By Joshua Albert
I have an office in the Mantua area of Philadelphia, just off Lancaster Avenue, that I use daily. I quite often would see a man, very likely homeless – or houseless, some might say – as I went to and from my work space. In his early to mid-fifties, he was always in the same spot, laid out on the sidewalk, most of the time half awake and asking me for a cigarette, or sometimes just saying: “You aight.”
It was apparent that he had some sort of alcohol or drug problem. I never saw him wearing shoes, because his feet were bloated by gout. Even at night, when I would sometimes leave my office to head home at 3am, he would be in the exact same spot. Asleep, loudly snoring.
A few days ago, when walking to my office, I noticed a small, makeshift memorial set up in that spot. At the time I didn’t think much of it, until yesterday. Walking past it, I noticed that the memorial had grown.
I didn’t know the man’s name. I had never spoken to him. But this community knew him. They cared about him.

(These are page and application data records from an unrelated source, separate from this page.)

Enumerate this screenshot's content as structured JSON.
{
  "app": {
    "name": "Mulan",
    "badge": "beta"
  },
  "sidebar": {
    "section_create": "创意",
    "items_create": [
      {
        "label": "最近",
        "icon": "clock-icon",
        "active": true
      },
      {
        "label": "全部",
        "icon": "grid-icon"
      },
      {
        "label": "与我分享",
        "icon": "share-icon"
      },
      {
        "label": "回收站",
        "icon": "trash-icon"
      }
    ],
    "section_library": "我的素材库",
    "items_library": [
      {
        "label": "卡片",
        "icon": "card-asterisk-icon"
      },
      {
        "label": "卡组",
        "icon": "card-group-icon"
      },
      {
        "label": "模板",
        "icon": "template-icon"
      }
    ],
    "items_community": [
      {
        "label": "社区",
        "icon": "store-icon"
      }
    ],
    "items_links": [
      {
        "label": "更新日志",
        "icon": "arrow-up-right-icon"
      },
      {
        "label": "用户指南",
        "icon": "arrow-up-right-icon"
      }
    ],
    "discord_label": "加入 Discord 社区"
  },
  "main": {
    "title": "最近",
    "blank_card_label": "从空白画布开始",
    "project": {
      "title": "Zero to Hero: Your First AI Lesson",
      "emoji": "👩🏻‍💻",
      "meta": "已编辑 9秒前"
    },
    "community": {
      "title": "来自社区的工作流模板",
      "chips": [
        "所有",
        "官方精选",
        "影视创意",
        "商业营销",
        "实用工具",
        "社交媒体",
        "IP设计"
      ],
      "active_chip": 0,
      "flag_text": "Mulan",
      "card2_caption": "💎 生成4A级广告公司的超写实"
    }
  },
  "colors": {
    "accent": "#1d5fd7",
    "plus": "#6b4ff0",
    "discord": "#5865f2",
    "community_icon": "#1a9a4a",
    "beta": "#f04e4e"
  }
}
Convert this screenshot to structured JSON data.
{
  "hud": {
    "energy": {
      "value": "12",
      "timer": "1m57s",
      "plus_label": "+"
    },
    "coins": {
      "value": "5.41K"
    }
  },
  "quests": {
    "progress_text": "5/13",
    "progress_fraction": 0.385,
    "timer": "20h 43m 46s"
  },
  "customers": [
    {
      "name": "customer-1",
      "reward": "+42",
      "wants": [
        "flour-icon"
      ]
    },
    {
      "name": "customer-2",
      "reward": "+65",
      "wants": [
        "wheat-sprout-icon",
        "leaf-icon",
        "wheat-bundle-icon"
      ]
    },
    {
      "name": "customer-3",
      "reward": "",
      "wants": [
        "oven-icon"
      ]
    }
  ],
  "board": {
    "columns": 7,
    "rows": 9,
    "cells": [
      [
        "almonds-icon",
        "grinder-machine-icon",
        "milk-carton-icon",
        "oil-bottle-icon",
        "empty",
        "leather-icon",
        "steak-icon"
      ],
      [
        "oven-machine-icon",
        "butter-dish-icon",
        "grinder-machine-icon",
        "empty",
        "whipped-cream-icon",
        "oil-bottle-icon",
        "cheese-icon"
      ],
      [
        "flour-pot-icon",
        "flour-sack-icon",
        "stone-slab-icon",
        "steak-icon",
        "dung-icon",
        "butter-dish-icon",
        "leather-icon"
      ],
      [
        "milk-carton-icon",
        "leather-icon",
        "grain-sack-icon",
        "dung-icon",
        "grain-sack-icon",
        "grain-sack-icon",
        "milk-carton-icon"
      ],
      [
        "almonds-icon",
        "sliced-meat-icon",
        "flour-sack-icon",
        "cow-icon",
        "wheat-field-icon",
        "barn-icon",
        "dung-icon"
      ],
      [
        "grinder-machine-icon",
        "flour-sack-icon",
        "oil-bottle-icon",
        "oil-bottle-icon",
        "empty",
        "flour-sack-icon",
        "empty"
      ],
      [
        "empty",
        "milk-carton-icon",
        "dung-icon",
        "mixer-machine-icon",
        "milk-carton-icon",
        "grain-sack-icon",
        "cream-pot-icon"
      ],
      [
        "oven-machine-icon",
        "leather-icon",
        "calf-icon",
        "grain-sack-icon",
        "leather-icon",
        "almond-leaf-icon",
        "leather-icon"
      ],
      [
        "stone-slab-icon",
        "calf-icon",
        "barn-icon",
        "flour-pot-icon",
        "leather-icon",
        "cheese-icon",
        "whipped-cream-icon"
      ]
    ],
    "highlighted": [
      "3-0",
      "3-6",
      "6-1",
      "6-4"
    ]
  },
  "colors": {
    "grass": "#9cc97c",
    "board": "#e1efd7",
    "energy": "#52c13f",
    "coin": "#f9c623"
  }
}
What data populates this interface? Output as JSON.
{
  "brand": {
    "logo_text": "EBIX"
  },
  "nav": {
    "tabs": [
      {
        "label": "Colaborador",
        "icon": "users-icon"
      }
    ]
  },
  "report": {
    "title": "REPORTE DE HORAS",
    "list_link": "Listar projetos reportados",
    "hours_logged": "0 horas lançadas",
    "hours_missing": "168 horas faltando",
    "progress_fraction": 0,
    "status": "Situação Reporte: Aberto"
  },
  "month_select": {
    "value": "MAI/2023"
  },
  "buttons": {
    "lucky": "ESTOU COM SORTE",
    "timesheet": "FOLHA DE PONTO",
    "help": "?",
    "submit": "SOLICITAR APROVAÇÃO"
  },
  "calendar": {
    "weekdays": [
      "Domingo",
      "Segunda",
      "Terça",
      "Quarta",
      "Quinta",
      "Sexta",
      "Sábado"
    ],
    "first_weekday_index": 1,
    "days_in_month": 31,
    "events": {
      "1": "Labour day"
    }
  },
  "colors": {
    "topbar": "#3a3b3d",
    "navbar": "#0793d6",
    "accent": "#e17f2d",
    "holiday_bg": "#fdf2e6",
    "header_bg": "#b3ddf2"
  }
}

He was theirs, and they his.
His name was Tyrone Johnson, and this is how his community is memorializing – and dignifying – him: